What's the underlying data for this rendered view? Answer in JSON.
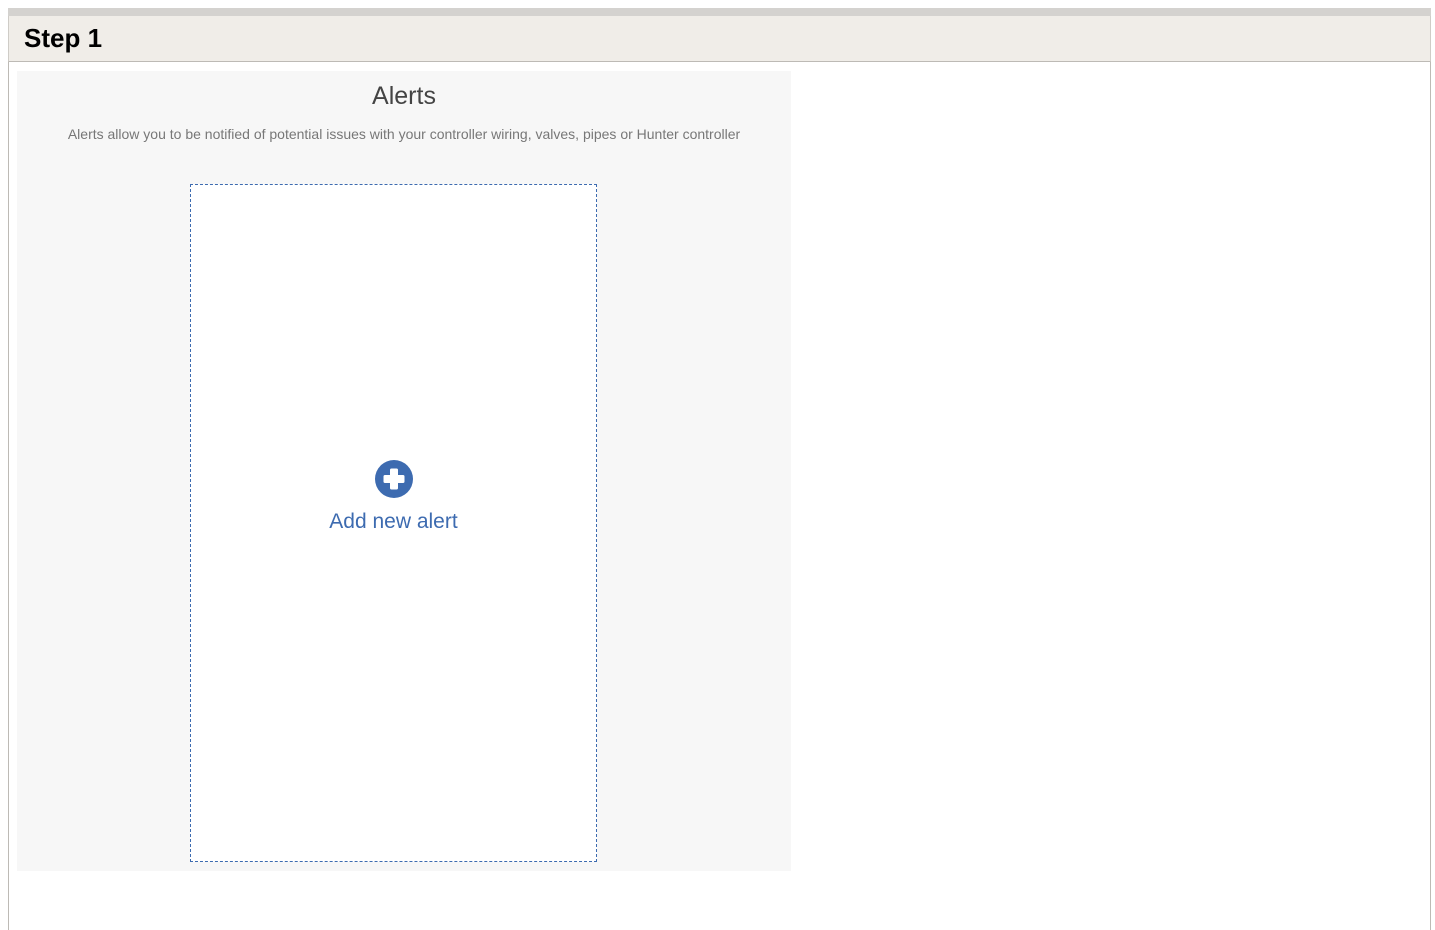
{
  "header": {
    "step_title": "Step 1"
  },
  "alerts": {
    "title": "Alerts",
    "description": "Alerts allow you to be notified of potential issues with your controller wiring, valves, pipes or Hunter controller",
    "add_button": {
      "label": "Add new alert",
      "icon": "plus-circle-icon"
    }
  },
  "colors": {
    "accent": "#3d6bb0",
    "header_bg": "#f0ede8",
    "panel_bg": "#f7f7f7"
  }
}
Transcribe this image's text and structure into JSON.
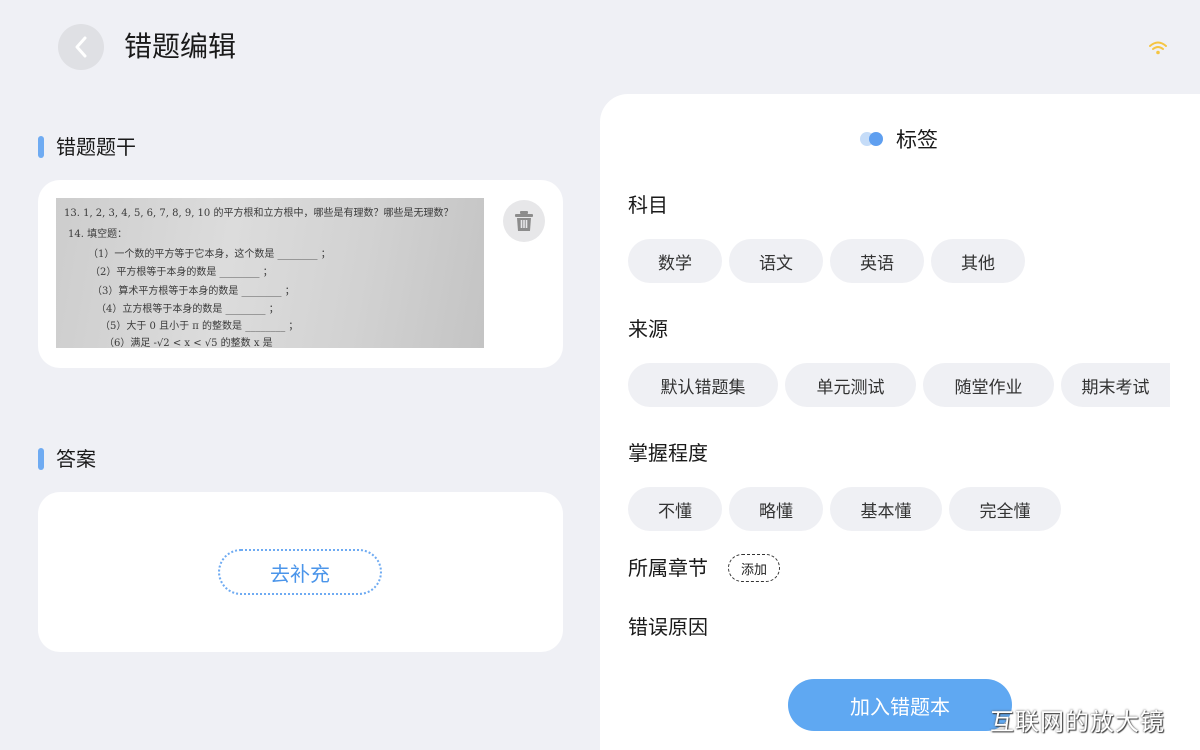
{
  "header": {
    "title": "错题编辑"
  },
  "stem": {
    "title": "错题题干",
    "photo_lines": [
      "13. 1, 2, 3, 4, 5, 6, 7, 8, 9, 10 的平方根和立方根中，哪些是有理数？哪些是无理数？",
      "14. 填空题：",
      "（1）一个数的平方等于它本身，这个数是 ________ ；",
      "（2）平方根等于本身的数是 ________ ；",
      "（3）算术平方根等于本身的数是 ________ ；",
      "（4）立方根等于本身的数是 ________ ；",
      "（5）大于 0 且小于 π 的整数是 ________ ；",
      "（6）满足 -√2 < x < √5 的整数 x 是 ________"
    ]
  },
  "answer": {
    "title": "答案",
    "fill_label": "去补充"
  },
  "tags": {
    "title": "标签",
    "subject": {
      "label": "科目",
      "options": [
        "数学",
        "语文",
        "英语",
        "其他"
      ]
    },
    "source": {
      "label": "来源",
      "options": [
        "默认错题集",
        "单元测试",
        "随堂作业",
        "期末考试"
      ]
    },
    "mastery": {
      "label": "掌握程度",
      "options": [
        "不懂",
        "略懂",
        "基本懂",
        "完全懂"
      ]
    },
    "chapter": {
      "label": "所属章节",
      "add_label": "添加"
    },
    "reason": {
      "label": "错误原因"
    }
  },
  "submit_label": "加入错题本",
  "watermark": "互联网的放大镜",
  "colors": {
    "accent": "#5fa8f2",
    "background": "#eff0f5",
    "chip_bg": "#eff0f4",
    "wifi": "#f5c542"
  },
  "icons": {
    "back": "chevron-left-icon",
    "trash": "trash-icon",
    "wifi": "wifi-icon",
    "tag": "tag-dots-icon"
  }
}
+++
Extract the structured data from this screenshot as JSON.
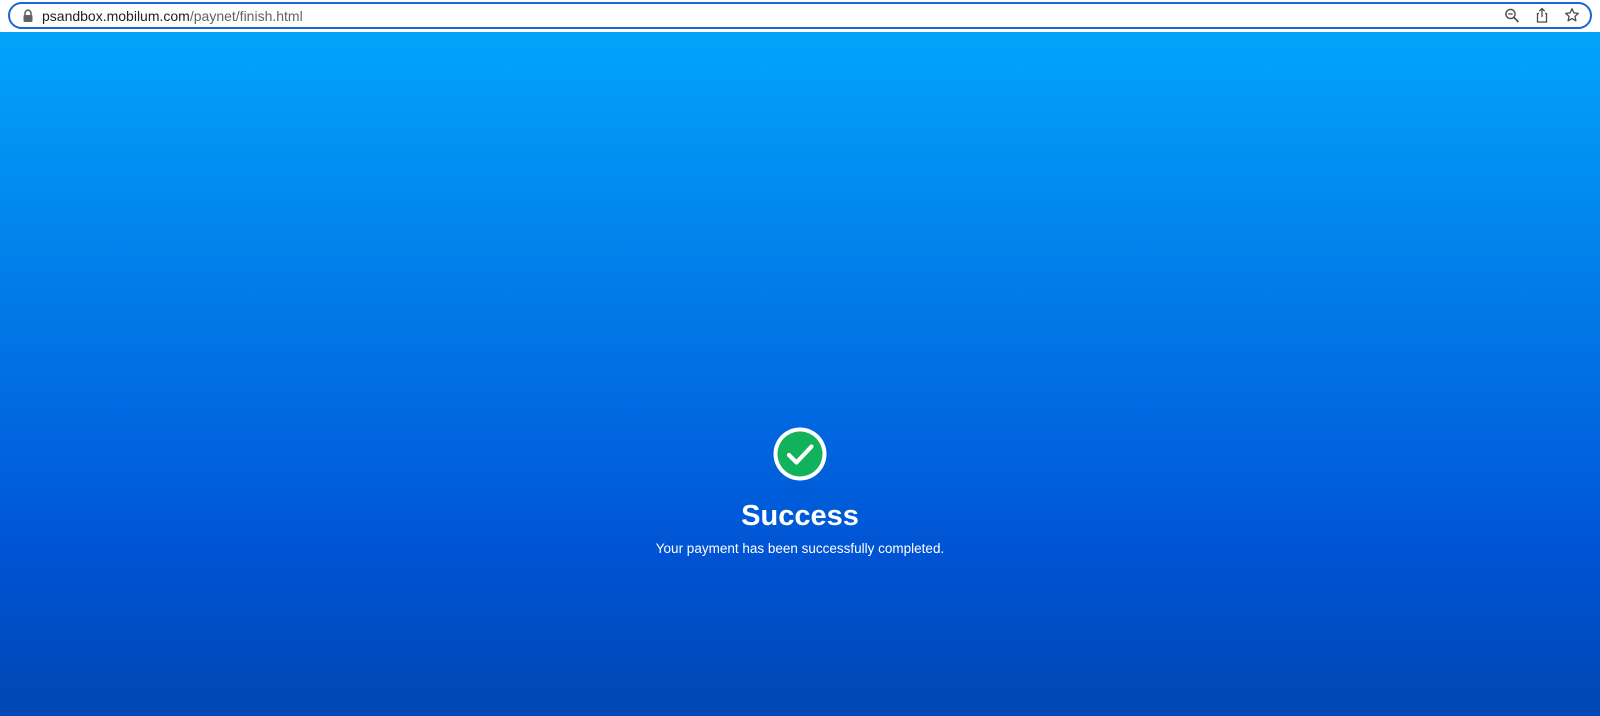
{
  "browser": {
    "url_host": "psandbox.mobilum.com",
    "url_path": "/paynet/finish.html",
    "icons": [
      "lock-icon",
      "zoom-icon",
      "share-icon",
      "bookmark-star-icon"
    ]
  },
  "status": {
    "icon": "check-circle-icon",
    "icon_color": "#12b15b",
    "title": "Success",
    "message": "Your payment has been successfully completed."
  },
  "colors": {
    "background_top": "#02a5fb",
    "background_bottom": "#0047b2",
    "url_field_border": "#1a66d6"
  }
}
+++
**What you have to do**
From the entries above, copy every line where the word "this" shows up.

**Solution to the problem**
What's the underlying data for this rendered view? Answer in JSON.
Transcribe this image's text and structure into JSON.
Extract the structured data from this screenshot as JSON.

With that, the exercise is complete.